Work required: Keep images out and repeat all data exactly.

(Interface dataset entries)
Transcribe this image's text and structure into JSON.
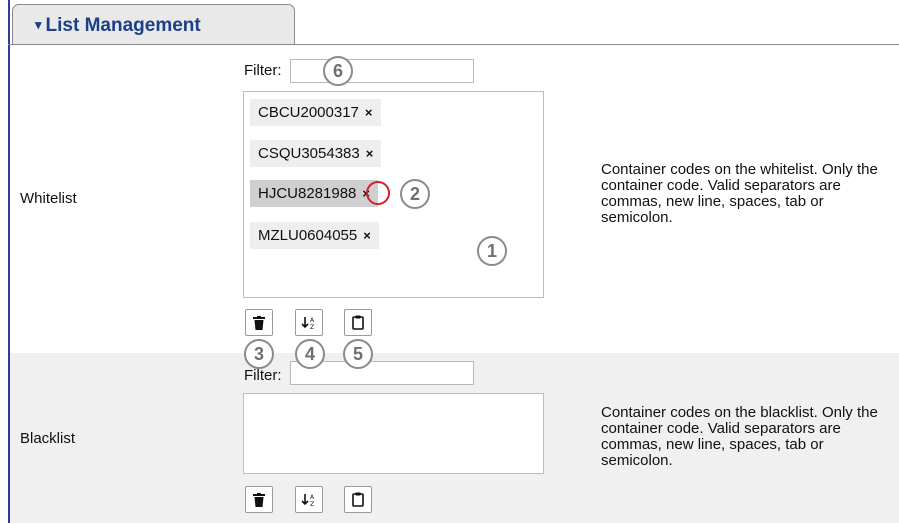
{
  "section": {
    "title": "List Management",
    "caret": "▾"
  },
  "whitelist": {
    "label": "Whitelist",
    "filter_label": "Filter:",
    "filter_value": "",
    "items": [
      "CBCU2000317",
      "CSQU3054383",
      "HJCU8281988",
      "MZLU0604055"
    ],
    "selected_item": "HJCU8281988",
    "remove_glyph": "×",
    "description": "Container codes on the whitelist. Only the container code. Valid separators are commas, new line, spaces, tab or semicolon."
  },
  "blacklist": {
    "label": "Blacklist",
    "filter_label": "Filter:",
    "filter_value": "",
    "items": [],
    "description": "Container codes on the blacklist. Only the container code. Valid separators are commas, new line, spaces, tab or semicolon."
  },
  "toolbar_icons": [
    "trash-icon",
    "sort-icon",
    "clipboard-icon"
  ],
  "callouts": {
    "list": "1",
    "remove_item": "2",
    "clear_all": "3",
    "sort": "4",
    "paste": "5",
    "filter": "6"
  },
  "colors": {
    "accent": "#1d3f86",
    "rule": "#2b3f8f",
    "highlight_ring": "#d2232a",
    "selected_chip": "#cfcfcf",
    "chip": "#eeeeee"
  }
}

Exercise result:
Transcribe this image's text and structure into JSON.
{
  "section": {
    "title": "List Management",
    "caret": "▾"
  },
  "whitelist": {
    "label": "Whitelist",
    "filter_label": "Filter:",
    "filter_value": "",
    "items": [
      "CBCU2000317",
      "CSQU3054383",
      "HJCU8281988",
      "MZLU0604055"
    ],
    "selected_item": "HJCU8281988",
    "remove_glyph": "×",
    "description": "Container codes on the whitelist. Only the container code. Valid separators are commas, new line, spaces, tab or semicolon."
  },
  "blacklist": {
    "label": "Blacklist",
    "filter_label": "Filter:",
    "filter_value": "",
    "items": [],
    "description": "Container codes on the blacklist. Only the container code. Valid separators are commas, new line, spaces, tab or semicolon."
  },
  "toolbar_icons": [
    "trash-icon",
    "sort-icon",
    "clipboard-icon"
  ],
  "callouts": {
    "list": "1",
    "remove_item": "2",
    "clear_all": "3",
    "sort": "4",
    "paste": "5",
    "filter": "6"
  },
  "colors": {
    "accent": "#1d3f86",
    "rule": "#2b3f8f",
    "highlight_ring": "#d2232a",
    "selected_chip": "#cfcfcf",
    "chip": "#eeeeee"
  }
}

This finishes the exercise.